[YOUR TASK]:
Using the data below, work out how many of its lines contain "Canada", and give that number with nothing added.

RECORDS PROVIDED: Begin

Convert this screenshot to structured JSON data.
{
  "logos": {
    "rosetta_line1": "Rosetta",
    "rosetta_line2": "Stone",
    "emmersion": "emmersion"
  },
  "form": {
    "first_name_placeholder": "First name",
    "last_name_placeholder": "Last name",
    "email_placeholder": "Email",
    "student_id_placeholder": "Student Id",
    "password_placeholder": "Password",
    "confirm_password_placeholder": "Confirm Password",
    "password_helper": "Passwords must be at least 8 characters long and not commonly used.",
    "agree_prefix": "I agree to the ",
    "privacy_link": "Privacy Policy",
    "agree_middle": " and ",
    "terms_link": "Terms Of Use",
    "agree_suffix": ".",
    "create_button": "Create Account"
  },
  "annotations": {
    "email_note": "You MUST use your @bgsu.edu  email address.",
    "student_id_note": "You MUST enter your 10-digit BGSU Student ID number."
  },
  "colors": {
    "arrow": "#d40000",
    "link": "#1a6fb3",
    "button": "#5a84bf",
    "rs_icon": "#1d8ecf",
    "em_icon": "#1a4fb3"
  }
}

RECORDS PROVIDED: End
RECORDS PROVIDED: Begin

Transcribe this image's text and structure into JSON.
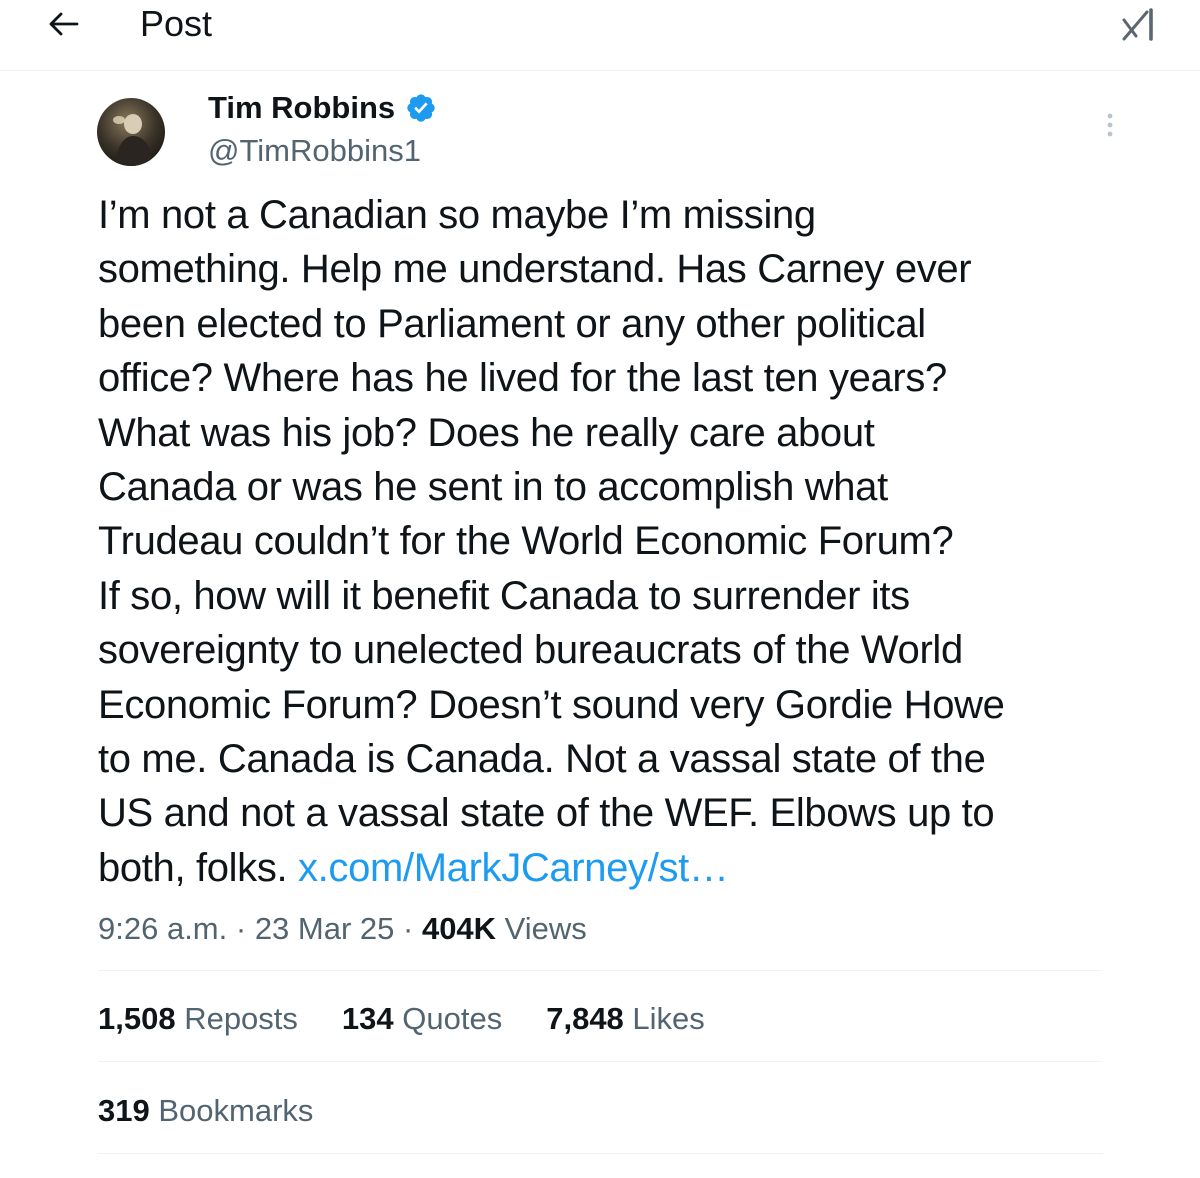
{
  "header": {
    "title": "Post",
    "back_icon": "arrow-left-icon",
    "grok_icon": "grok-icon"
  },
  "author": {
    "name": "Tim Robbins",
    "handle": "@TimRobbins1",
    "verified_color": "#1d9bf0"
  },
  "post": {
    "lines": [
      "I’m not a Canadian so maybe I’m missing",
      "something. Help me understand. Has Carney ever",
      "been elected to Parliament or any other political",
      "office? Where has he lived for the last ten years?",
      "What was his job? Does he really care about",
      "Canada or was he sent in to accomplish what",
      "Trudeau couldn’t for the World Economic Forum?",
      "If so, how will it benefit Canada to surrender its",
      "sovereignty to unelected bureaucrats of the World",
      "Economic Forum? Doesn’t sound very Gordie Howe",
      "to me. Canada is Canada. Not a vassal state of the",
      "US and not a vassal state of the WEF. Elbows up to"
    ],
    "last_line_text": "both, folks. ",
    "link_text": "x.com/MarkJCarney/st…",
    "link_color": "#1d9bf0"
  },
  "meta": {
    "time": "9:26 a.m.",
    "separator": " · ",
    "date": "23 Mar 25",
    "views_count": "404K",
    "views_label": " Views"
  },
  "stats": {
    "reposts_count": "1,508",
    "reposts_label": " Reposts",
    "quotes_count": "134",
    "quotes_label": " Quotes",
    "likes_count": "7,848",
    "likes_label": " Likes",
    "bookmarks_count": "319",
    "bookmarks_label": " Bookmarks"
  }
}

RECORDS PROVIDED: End
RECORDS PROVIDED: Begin

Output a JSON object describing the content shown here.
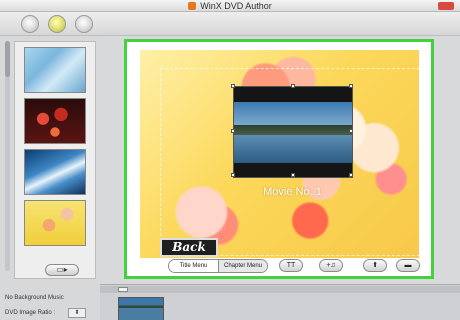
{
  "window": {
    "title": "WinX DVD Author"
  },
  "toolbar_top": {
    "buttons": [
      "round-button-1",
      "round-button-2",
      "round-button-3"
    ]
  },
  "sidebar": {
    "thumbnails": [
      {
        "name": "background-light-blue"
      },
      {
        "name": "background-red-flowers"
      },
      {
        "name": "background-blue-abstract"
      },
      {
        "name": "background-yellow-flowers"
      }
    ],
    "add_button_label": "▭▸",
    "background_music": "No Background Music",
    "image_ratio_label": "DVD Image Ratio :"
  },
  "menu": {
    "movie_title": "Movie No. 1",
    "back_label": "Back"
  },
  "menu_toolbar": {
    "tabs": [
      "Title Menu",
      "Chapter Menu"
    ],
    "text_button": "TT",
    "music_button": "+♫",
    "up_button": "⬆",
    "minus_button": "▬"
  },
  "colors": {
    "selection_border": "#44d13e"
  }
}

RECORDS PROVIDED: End

[EXERCISE ANSWER]:
3